Thursday, December 06, 2007

Not A Review: Brindabella

I'm really hesitant to write about Balletlab's new show Brindabella here. Not for any particularly complicated reason. Mostly because I don't want to send anyone along with any preconceptions about the work. If I were to say, for instance, that it was the best piece of dance I've seen all year, I'd be setting up some lofty expectations. If I were to expand that to say that it's among the most sublime, affecting and flat-out jaw-dropping pieces I can ever remember seeing, well, those expectations would skyrocket. And if I were to add that it's in the tiny handful of works that remind me, once every long, long while, why I do what I do... anyway, I won't say those things. Even if they might be true.

But sometimes a person must stand up for what they believe in. Too often, of late, I have returned home from a performance and neglected to write it up here - distracted by domestic matters, such as the never-ending expansions being carried out on the East Wing of my cliff-hugging coastal retreat (work which seems to be spiralling out into infinity, both spatially and temporally, well beyond the logical possibilities of the house itself, as if the very idea of expansion is what is being renovated here, load-bearing walls and uncovered crawl-spaces giving way to an elsewhere which has always been present but never accessible...) or the preparations for my weekly sermons to the rude and superstitious local townsfolk - a people not mentioned on any census and violently protective of their insular community - on such regionally relevant topics as The Likely Causes of Yesterday's So-Named "Vacuum Torrent"; Upon the Chanting Heard in the Walls of Squire Bickerstaff's Lodge; Ruminations on the Impossibility of a Town Map; and What Really Happened to Marigold the Cow. Then there are the matters of the whip-poor-will spread, the difficulties I am having retaining staff, and - of course - the wild brumbies which nightly gather at the north end of the long paddock, standing still in the moonlight, hooves hidden in a sea of mist, staring blind-eyed and silent toward the house as if waiting for something. It's all I can do, upon arriving home, not to give up on everything and simply retreat to the rooftop conservatory where I tend to the breeding of my elusive black orchid.

In short, no time for reviewing.
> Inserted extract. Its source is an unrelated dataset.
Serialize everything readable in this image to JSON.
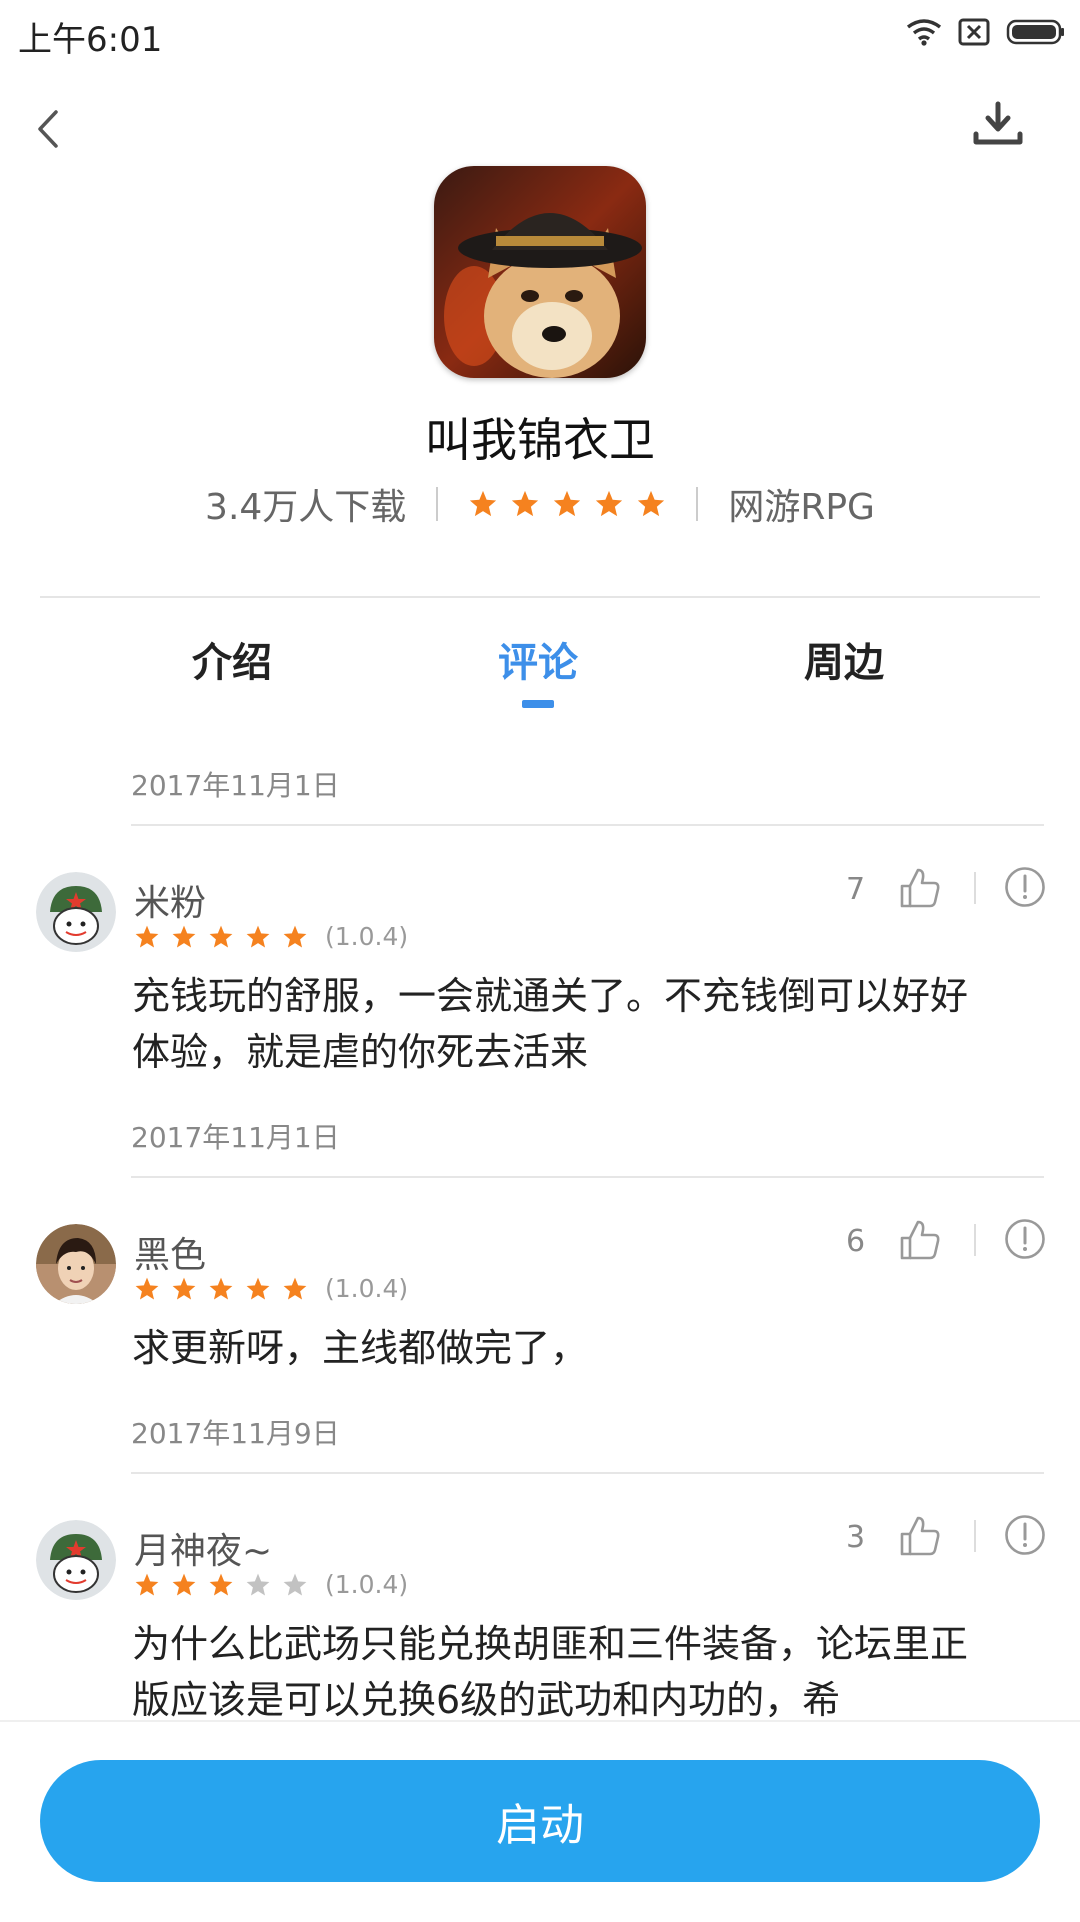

Brindabella is something else, though. It's a little bit - damn it, it's exactly like falling in love, in the way I fell in love with dance years ago and have spent those years trying to convince people that it's not just a bunch of kids with asymmetrical fringes playing patty cake with each other. I can still name the few shows which have done it - had my skin prickle and my small heart try to leap out of its cavity and which have forced me to remind myself to breathe. During the opening last night I was confused, dazzled, constantly surprised, unsteady, sometimes ecstatic. Leaving, I was both speechless and gushing and not just for the dramatic effect this might have in the foyer. I was completely in love with the thing and wanted to have its babies (not medically possible for various reasons).

Others might hate it, though. I wouldn't be surprised. But if you go along - and there's no other show I can more highly recommend this year - and have a reaction somewhere in between, I'll explain laboriously why You Are Wrong. I can even draw diagrams. Nothing comes close to Brindabella, for me, and it and it and it -

I have however seen a lot of shows in the past week - Eleventh Hour's Othello, Lipson's Antechamber, With a Bullet, Spamalot, the SITI workshop showing at Black Box. All great works, in fact. I'll try to get to these in a bit. But put into relief... Screw it, just go see Brindabella and we'll talk from there. It's on at the Malthouse till the weekend.

1 comment:

richardwatts said...

Your cliff-hugging coastal retreat and its surrounds seem positively Lovecraftian, sir - but yes, Brindabella' is without doubt a work of genius. I am seriously thinking of atending a second performance. Care to join me?